"John was more worried than I was" about his food, says Chait, who has been friends with Sedlar since his Bikini days. "It's very contemporary food with his visual style. Now it's unusual, but it's very '80s." In a town where and at a time when it's all about casual presentation, Sedlar's plates — stenciled with spices or decorated with photographs under a plate of glass — stand out.
And though the more-than-$2-million Rivera opened in the middle of the recession, Chait, also a majority partner in Playa, says both restaurants have been "very, very successful.
"We had planned [Rivera] before [the recession] hit. We thought we were heading into halcyon days," Chait says. "It's not a fine-dining restaurant, but it is chef-style dining. John adjusted the menu" when it became apparent that the economy wasn't going to support fine dining.
Sedlar says he has plans for "a top-notch, stellar Latin restaurant" in the museum he refers to as the Museum Tamal, a center for Latin culinary arts and history. Walking through the 4,800-square-foot temporary headquarters on Hope Street, he says, "we need 20 of these, no less."
It would be quixotic if he weren't tenacious enough to have already culled sponsorships from food companies, doggedly and meticulously collected and organized exhibits, and negotiated gallery spaces throughout the city for temporary shows such as "Five Centuries of Cuisine in L.A." or "Comidas Prehispanicas."
"I've also had a fantasy to open a Latin restaurant in Paris.

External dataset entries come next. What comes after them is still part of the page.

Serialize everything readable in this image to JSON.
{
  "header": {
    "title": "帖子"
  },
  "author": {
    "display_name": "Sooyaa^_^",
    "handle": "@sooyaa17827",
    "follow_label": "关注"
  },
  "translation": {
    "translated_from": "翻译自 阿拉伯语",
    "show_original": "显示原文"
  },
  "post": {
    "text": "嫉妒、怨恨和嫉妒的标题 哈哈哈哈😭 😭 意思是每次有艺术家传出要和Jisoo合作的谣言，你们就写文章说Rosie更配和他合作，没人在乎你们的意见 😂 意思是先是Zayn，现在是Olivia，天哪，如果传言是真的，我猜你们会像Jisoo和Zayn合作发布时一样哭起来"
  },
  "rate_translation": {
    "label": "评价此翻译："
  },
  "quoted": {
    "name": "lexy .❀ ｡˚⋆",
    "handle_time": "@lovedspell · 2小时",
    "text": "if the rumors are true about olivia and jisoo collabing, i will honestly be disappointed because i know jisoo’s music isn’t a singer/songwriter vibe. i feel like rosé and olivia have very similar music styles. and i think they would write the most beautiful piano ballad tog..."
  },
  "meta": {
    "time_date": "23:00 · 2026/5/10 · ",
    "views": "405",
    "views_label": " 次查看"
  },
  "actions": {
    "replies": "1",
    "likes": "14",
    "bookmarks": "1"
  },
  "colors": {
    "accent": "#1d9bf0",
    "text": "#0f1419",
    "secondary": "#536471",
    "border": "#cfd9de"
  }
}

I think they would love it. Being French-trained, for me, it would be a full circle." Again.